**YOUR GOAL**
Output all the data exactly. Pictures do not belong in the copy.

Records from a collection

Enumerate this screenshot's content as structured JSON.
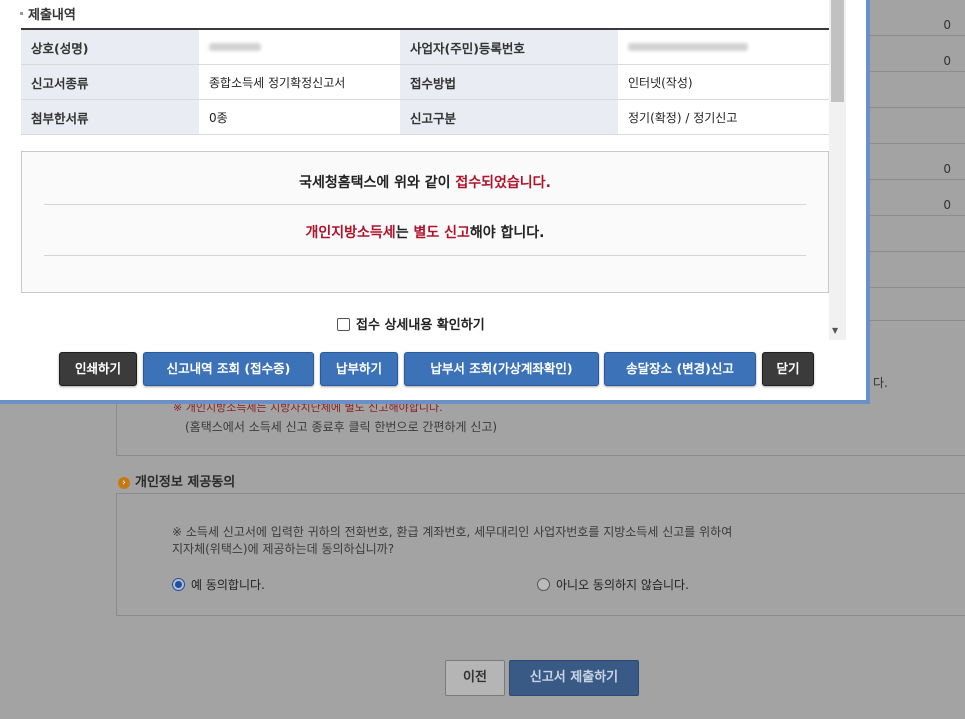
{
  "background": {
    "right_table_values": [
      "0",
      "0",
      "",
      "",
      "0",
      "0",
      "",
      ""
    ],
    "box1_tail": "다.",
    "box1_note_red": "※ 개인지방소득세는 지방자치단체에 별도 신고해야합니다.",
    "box1_note": "(홈택스에서 소득세 신고 종료후 클릭 한번으로 간편하게 신고)",
    "consent_title": "개인정보 제공동의",
    "consent_q1": "※ 소득세 신고서에 입력한 귀하의 전화번호, 환급 계좌번호, 세무대리인 사업자번호를 지방소득세 신고를 위하여",
    "consent_q2": "지자체(위택스)에 제공하는데 동의하십니까?",
    "radio_yes": "예 동의합니다.",
    "radio_no": "아니오 동의하지 않습니다.",
    "prev_button": "이전",
    "submit_button": "신고서 제출하기"
  },
  "modal": {
    "section_title": "제출내역",
    "table": {
      "r1": {
        "label_a": "상호(성명)",
        "value_a": "",
        "label_b": "사업자(주민)등록번호",
        "value_b": ""
      },
      "r2": {
        "label_a": "신고서종류",
        "value_a": "종합소득세 정기확정신고서",
        "label_b": "접수방법",
        "value_b": "인터넷(작성)"
      },
      "r3": {
        "label_a": "첨부한서류",
        "value_a": "0종",
        "label_b": "신고구분",
        "value_b": "정기(확정) / 정기신고"
      }
    },
    "message": {
      "line1_pre": "국세청홈택스에 위와 같이 ",
      "line1_red": "접수되었습니다.",
      "line2_red1": "개인지방소득세",
      "line2_mid1": "는 ",
      "line2_red2": "별도 신고",
      "line2_end": "해야 합니다."
    },
    "checkbox_label": "접수 상세내용 확인하기",
    "buttons": {
      "print": "인쇄하기",
      "history": "신고내역 조회 (접수증)",
      "pay": "납부하기",
      "bill": "납부서 조회(가상계좌확인)",
      "delivery": "송달장소 (변경)신고",
      "close": "닫기"
    }
  }
}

**RESPONSE TO THE EXERCISE**
Enumerate this screenshot's content as structured JSON.
{
  "background": {
    "right_table_values": [
      "0",
      "0",
      "",
      "",
      "0",
      "0",
      "",
      ""
    ],
    "box1_tail": "다.",
    "box1_note_red": "※ 개인지방소득세는 지방자치단체에 별도 신고해야합니다.",
    "box1_note": "(홈택스에서 소득세 신고 종료후 클릭 한번으로 간편하게 신고)",
    "consent_title": "개인정보 제공동의",
    "consent_q1": "※ 소득세 신고서에 입력한 귀하의 전화번호, 환급 계좌번호, 세무대리인 사업자번호를 지방소득세 신고를 위하여",
    "consent_q2": "지자체(위택스)에 제공하는데 동의하십니까?",
    "radio_yes": "예 동의합니다.",
    "radio_no": "아니오 동의하지 않습니다.",
    "prev_button": "이전",
    "submit_button": "신고서 제출하기"
  },
  "modal": {
    "section_title": "제출내역",
    "table": {
      "r1": {
        "label_a": "상호(성명)",
        "value_a": "",
        "label_b": "사업자(주민)등록번호",
        "value_b": ""
      },
      "r2": {
        "label_a": "신고서종류",
        "value_a": "종합소득세 정기확정신고서",
        "label_b": "접수방법",
        "value_b": "인터넷(작성)"
      },
      "r3": {
        "label_a": "첨부한서류",
        "value_a": "0종",
        "label_b": "신고구분",
        "value_b": "정기(확정) / 정기신고"
      }
    },
    "message": {
      "line1_pre": "국세청홈택스에 위와 같이 ",
      "line1_red": "접수되었습니다.",
      "line2_red1": "개인지방소득세",
      "line2_mid1": "는 ",
      "line2_red2": "별도 신고",
      "line2_end": "해야 합니다."
    },
    "checkbox_label": "접수 상세내용 확인하기",
    "buttons": {
      "print": "인쇄하기",
      "history": "신고내역 조회 (접수증)",
      "pay": "납부하기",
      "bill": "납부서 조회(가상계좌확인)",
      "delivery": "송달장소 (변경)신고",
      "close": "닫기"
    }
  }
}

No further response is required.